Of course, the real meat of the matter is rollback netcode. How is it? I’m happy to report that it’s good, even though it depends on the regions and lobbies joined. When matching casually, I faced little to no issues with my ping, and everything felt smooth. Things did get dicey when matching against opponents with 300 ms ping.
Nevertheless, the fights were still playable and didn’t have multiple lag spikes, and even around the 140 ms ping, things felt smooth. Again, your mileage may vary based on connection, location and whatnot, and while I may put this slightly behind Street Fighter 6’s rollback netcode, it’s still pretty well done.
In terms of unlockables, there’s an extensive gallery of cosmetics for all characters, from alternate colors and weapon skins to illustrations and avatars. You can unlock a sizable chunk by simply leveling up with a character or buying them immediately with Rupies, the in-game currency.
Granblue Fantasy Versus: Rising doesn’t feel like a full-fledged sequel to the original as much as an extremely enhanced edition with loads of new content and features. Many of them successfully land, resulting in a deeper fighter with more exciting mechanics and cerebral fights. The addition of rollback netcode ensures a smoother experience online, and the already sleek-looking visuals have been further polished, right down to the expressions in dialogue scenes. If you were turned off from the original and hoped for something more, Rising is worth a look.
This game was reviewed on PS5.
Animated visuals look even better than the original. The four new characters are fun to play, while mechanics like Triple Attack and Raging Strike lend much more depth to matches. Rollback netcode feels solid, delivering some reliable matches even at 300 ms ping. New story arc is also decent and the sheer amount of unlockables is great.

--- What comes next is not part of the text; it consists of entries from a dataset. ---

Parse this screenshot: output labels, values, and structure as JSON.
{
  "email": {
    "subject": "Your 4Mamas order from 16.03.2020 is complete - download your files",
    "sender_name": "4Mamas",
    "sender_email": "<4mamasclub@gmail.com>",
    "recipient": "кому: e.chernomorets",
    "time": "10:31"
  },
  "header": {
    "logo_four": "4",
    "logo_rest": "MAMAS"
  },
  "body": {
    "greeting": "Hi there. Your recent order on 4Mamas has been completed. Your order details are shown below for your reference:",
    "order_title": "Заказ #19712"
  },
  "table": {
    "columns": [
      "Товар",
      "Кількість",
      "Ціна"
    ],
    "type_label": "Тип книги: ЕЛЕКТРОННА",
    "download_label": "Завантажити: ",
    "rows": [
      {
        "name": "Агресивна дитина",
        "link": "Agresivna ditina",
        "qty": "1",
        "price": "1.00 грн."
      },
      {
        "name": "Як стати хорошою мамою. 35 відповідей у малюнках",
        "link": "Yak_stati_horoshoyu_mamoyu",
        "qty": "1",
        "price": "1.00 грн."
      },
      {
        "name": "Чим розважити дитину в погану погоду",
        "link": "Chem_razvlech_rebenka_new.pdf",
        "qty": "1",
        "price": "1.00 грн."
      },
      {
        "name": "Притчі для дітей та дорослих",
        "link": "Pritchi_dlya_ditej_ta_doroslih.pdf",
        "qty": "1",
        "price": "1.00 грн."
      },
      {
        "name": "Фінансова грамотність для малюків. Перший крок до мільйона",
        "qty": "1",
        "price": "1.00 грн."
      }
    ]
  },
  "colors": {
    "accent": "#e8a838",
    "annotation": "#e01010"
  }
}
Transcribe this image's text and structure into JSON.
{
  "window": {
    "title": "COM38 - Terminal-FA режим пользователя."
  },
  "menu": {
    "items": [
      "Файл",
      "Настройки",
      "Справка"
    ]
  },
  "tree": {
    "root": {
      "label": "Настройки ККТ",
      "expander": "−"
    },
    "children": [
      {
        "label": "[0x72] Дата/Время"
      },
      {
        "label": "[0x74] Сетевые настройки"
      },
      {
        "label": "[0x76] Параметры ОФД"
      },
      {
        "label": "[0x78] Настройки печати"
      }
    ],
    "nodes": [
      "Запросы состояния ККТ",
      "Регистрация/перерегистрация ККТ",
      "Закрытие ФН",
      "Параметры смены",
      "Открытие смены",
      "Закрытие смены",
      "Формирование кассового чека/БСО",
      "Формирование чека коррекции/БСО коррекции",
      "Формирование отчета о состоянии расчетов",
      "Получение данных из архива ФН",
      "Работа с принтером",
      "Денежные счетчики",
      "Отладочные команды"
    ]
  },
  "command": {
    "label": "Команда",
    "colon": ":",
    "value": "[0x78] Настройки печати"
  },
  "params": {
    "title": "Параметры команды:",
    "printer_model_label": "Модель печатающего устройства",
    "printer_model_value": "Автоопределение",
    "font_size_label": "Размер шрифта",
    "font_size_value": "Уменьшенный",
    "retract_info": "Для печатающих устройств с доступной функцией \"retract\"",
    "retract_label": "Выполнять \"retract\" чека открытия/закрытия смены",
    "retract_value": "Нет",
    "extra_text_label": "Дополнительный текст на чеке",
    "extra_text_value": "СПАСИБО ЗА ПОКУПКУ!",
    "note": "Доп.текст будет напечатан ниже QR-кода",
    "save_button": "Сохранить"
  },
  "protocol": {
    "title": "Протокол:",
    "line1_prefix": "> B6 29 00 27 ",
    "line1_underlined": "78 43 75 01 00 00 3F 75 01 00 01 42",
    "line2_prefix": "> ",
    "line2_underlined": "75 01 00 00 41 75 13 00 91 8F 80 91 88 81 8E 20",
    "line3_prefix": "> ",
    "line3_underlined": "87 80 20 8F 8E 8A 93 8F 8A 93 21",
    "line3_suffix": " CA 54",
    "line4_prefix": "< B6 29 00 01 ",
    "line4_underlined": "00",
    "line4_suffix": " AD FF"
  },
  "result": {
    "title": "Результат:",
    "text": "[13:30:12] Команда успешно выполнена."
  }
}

Despite Story Mode's revamps, the first two arcs still suffer from boring beat 'em up battles. Conversations can also get long-winded, even in the new story arc (which isn't too long). You can't see connection quality before joining an online match.